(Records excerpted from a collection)
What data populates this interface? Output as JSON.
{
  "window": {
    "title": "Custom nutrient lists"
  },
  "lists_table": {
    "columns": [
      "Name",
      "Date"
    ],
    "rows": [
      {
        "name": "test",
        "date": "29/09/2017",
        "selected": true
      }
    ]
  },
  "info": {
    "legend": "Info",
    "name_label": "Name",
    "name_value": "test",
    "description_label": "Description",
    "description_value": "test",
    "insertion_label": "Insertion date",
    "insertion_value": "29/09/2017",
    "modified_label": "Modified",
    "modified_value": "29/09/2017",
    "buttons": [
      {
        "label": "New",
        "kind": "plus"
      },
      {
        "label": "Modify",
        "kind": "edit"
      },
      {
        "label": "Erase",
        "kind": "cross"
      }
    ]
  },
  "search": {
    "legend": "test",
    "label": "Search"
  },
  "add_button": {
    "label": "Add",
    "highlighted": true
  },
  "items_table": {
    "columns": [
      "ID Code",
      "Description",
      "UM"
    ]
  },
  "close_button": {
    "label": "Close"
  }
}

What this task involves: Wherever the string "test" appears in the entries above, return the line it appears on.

Response below:
        "name": "test",
    "name_value": "test",
    "description_value": "test",
    "legend": "test",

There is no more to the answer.